It’s the final minute of a tie game and your team is taking the faceoff in the offensive zone.
Should the coach put in the next line in the rotation or the team’s best goal scorer?
OMHA Article Link
Coaches at every level can be tempted to ‘go for the win.’ At the minor hockey level, the decision to shorten the bench to squeeze out an extra win sends the wrong message.
Taking away ice time in any situation just might take away interest in the sport altogether. A coach skipping over the third line in the final minutes of a tight game may not seem like a big deal to an adult. But the sweetness of whatever victory gained from such a move likely will still taste sour to all those kids deemed not worthy of playing.
Richard Monette is the publisher and editor-in-chief of Active for Life. His professional activities span the disciplines of business, sport psychology and education. He is part of the B2ten leadership team and leads the Active for Life initiative. Monette is a believer in equal playing time.
"Some coaches play to win and some coaches play for the right reason which is to roll the lines so every kid has the same amount of ice time. That’s when it gets very challenging."
While coaches can come up with reasons not to play certain players, they need to remember to look at it from the kid’s perspective.
“Most kids don’t play just to win. Most kids try to win but it’s not really what matters the most to them,” said Monette. “When you look at surveys and all kinds of studies and you ask kids why do they play, they always say the same thing: they play to have fun and get better. Some studies actually conclude that most kids would rather play on a losing team than sit on a winning team.”
It can be tougher for kids to understand why they aren’t playing when their idea of hockey doesn’t match up with the view of what the coach is thinking.
Some coaches believe that benching a player can serve as a disciplinary tool. If a player is skipping a shift, the coach needs to explain to them why they aren’t out on the ice.
“The worst case you can do is the kid comes back after taking a bad penalty and you sit him on the bench and you say nothing. What this creates is the kid can make up his own scenario and you might totally miss the point. If you don’t explain to the kid why you are doing what you’re doing then the kid might come up with his own interpretation and might be totally irrelevant to what you’re thinking as a coach.”

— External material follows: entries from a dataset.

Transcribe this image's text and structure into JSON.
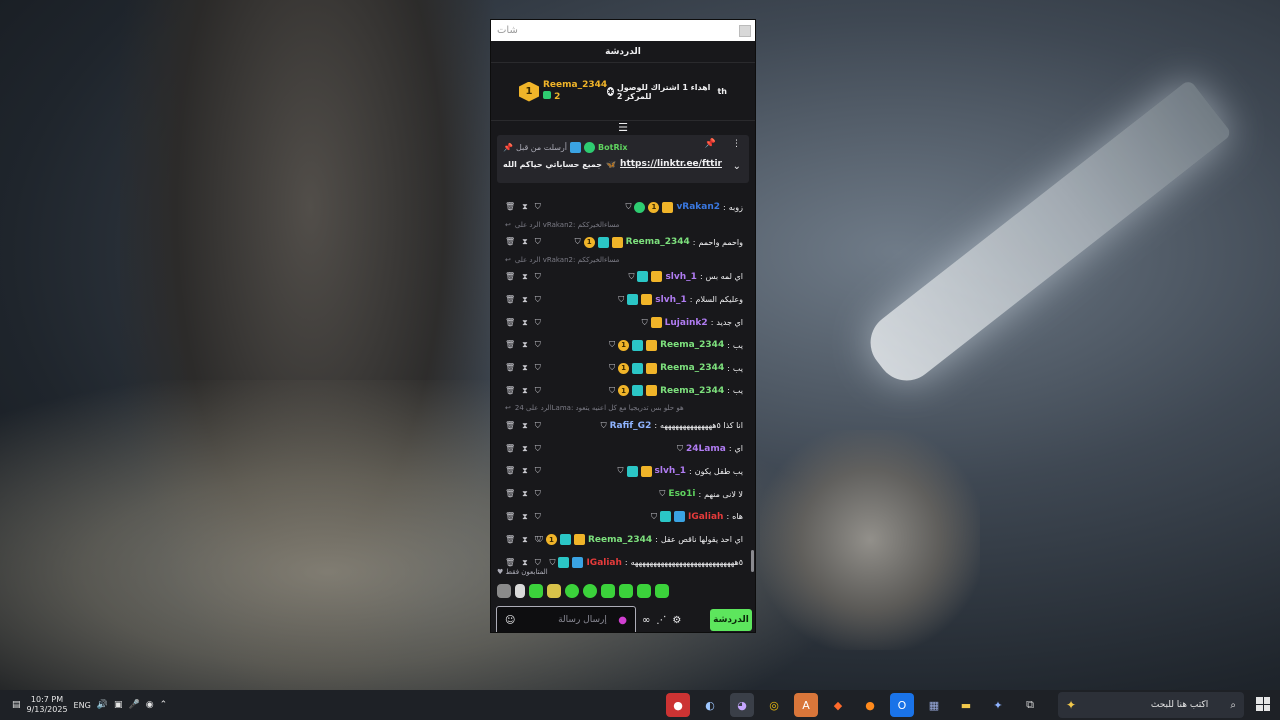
{
  "window": {
    "title": "شات"
  },
  "chat": {
    "header": "الدردشة"
  },
  "hype": {
    "rank": "1",
    "username": "Reema_2344",
    "gifts": "2",
    "goal_text": "اهداء 1 اشتراك للوصول للمركز 2",
    "suffix": "th"
  },
  "pinned": {
    "sent_by": "أرسلت من قبل",
    "bot": "BotRix",
    "text": "جميع حساباتي حياكم الله",
    "link": "https://linktr.ee/fttir"
  },
  "messages": [
    {
      "type": "msg",
      "user": "vRakan2",
      "color": "#3a78e0",
      "text": "زوبه",
      "badges": [
        "gold",
        "coin",
        "green"
      ]
    },
    {
      "type": "reply",
      "text": "الرد على vRakan2: مساءالخيرككم"
    },
    {
      "type": "msg",
      "user": "Reema_2344",
      "color": "#7de07d",
      "text": "واحمم واحمم",
      "badges": [
        "gold",
        "teal",
        "coin"
      ]
    },
    {
      "type": "reply",
      "text": "الرد على vRakan2: مساءالخيرككم"
    },
    {
      "type": "msg",
      "user": "slvh_1",
      "color": "#b07cf2",
      "text": "اي لمه بس",
      "badges": [
        "gold",
        "teal"
      ]
    },
    {
      "type": "msg",
      "user": "slvh_1",
      "color": "#b07cf2",
      "text": "وعليكم السلام",
      "badges": [
        "gold",
        "teal"
      ]
    },
    {
      "type": "msg",
      "user": "Lujaink2",
      "color": "#b07cf2",
      "text": "اي جديد",
      "badges": [
        "gold"
      ]
    },
    {
      "type": "msg",
      "user": "Reema_2344",
      "color": "#7de07d",
      "text": "يب",
      "badges": [
        "gold",
        "teal",
        "coin"
      ]
    },
    {
      "type": "msg",
      "user": "Reema_2344",
      "color": "#7de07d",
      "text": "يب",
      "badges": [
        "gold",
        "teal",
        "coin"
      ]
    },
    {
      "type": "msg",
      "user": "Reema_2344",
      "color": "#7de07d",
      "text": "يب",
      "badges": [
        "gold",
        "teal",
        "coin"
      ]
    },
    {
      "type": "reply",
      "text": "الرد على 24Lama: هو حلو بس تدريجيا مع كل اعنيه يتعود"
    },
    {
      "type": "msg",
      "user": "Rafif_G2",
      "color": "#8fb4ff",
      "text": "انا كذا ٥ههههههههههههههه",
      "badges": []
    },
    {
      "type": "msg",
      "user": "24Lama",
      "color": "#b07cf2",
      "text": "اي",
      "badges": []
    },
    {
      "type": "msg",
      "user": "slvh_1",
      "color": "#b07cf2",
      "text": "يب طفل يكون",
      "badges": [
        "gold",
        "teal"
      ]
    },
    {
      "type": "msg",
      "user": "Eso1i",
      "color": "#5fd35f",
      "text": "لا لانى منهم",
      "badges": []
    },
    {
      "type": "msg",
      "user": "IGaliah",
      "color": "#e63b3b",
      "text": "هاه",
      "badges": [
        "blue",
        "teal"
      ]
    },
    {
      "type": "msg",
      "user": "Reema_2344",
      "color": "#7de07d",
      "text": "اي احد يقولها ناقص عقل",
      "badges": [
        "gold",
        "teal",
        "coin"
      ]
    },
    {
      "type": "msg",
      "user": "IGaliah",
      "color": "#e63b3b",
      "text": "٥ههههههههههههههههههههههههههههه",
      "badges": [
        "blue",
        "teal"
      ]
    },
    {
      "type": "msg",
      "user": "Rafif_G2",
      "color": "#8fb4ff",
      "text": "راكان طفل من اول يوكم تعرفون",
      "badges": []
    }
  ],
  "supporters_label": "المتابعون فقط",
  "input": {
    "placeholder": "إرسال رسالة"
  },
  "send_label": "الدردشة",
  "taskbar": {
    "time": "10:7 PM",
    "date": "9/13/2025",
    "lang": "ENG",
    "search_placeholder": "اكتب هنا للبحث"
  }
}
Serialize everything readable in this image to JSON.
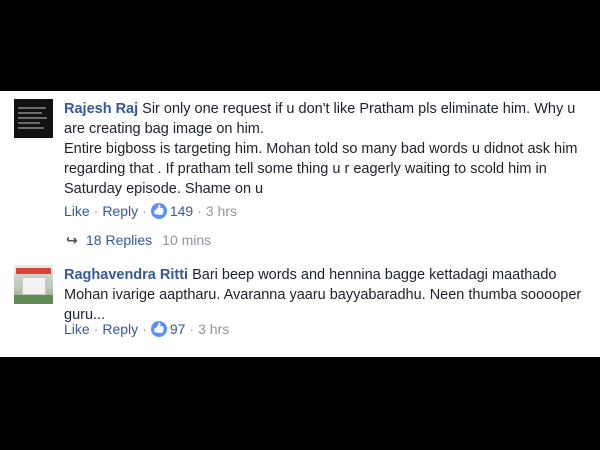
{
  "comments": [
    {
      "author": "Rajesh Raj",
      "lines": [
        "Sir only one request if u don't like Pratham pls eliminate him. Why u",
        "are creating bag image on him.",
        "Entire bigboss is targeting him. Mohan told so many bad words u didnot ask him",
        "regarding that . If pratham tell some thing u r eagerly waiting to scold him in",
        "Saturday episode. Shame on u"
      ],
      "like_label": "Like",
      "reply_label": "Reply",
      "reactions": "149",
      "time": "3 hrs",
      "replies": {
        "label": "18 Replies",
        "time": "10 mins"
      }
    },
    {
      "author": "Raghavendra Ritti",
      "lines": [
        "Bari beep words and hennina bagge kettadagi maathado",
        "Mohan ivarige aaptharu. Avaranna yaaru bayyabaradhu. Neen thumba sooooper",
        "guru..."
      ],
      "like_label": "Like",
      "reply_label": "Reply",
      "reactions": "97",
      "time": "3 hrs"
    }
  ],
  "icons": {
    "like": "thumbs-up-icon",
    "reply_arrow": "reply-arrow-icon"
  },
  "colors": {
    "link": "#365899",
    "text": "#1d2129",
    "meta": "#90949c",
    "like_badge": "#5890ff"
  }
}
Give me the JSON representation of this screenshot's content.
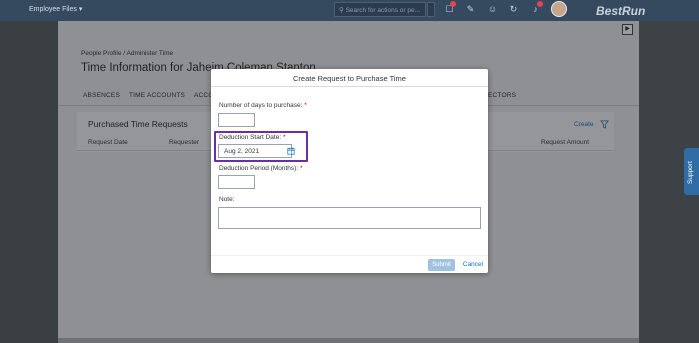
{
  "topbar": {
    "module_label": "Employee Files",
    "search_placeholder": "Search for actions or pe...",
    "logo": "BestRun"
  },
  "page": {
    "breadcrumb": "People Profile / Administer Time",
    "title": "Time Information for Jaheim Coleman Stanton",
    "tabs": [
      "ABSENCES",
      "TIME ACCOUNTS",
      "ACCO",
      "ECTORS"
    ],
    "section": {
      "title": "Purchased Time Requests",
      "create_label": "Create",
      "columns": [
        "Request Date",
        "Requester",
        "Request Amount"
      ]
    }
  },
  "support_label": "Support",
  "modal": {
    "title": "Create Request to Purchase Time",
    "fields": {
      "days_label": "Number of days to purchase:",
      "days_value": "",
      "start_label": "Deduction Start Date:",
      "start_value": "Aug 2, 2021",
      "period_label": "Deduction Period (Months):",
      "period_value": "",
      "note_label": "Note:",
      "note_value": ""
    },
    "required_mark": "*",
    "submit_label": "Submit",
    "cancel_label": "Cancel"
  },
  "colors": {
    "highlight": "#6b2fa5",
    "accent": "#0a6ed1",
    "required": "#bb0000"
  }
}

Players can get emotional and if a coach can sense that there is a risk of injury or safety of another player, it is up to them to let the skater know why some extra time on the bench can help cool off a situation. Let the player relax and compose themselves again and tell them that they will be back on the ice once they control their emotions.
If any time arises where a coach benches a player for a shift, they should meet with the player and parents after the game and explain why they chose this option. Monette recommends that coaches never bench their players for more than a shift and not at all with younger players.
For younger players who are still understanding that hockey is more than one aspect, placing labels on them like ‘goal-scorer’ can limit how they think about and view the game. If coaches elect to break from a rotation and play a certain line for a specific situation, it can’t be a habit. It’s a matter of balance.
“Kids know. If you’re in that situation in a tournament or the finals of the league and it’s done the right way for the right reasons and it’s not done through the year every single game, kids understand.”
“Some coaches play to win and some coaches play for the right reason which is to roll the lines so every kid has the same amount of ice time. That’s when it gets very challenging.”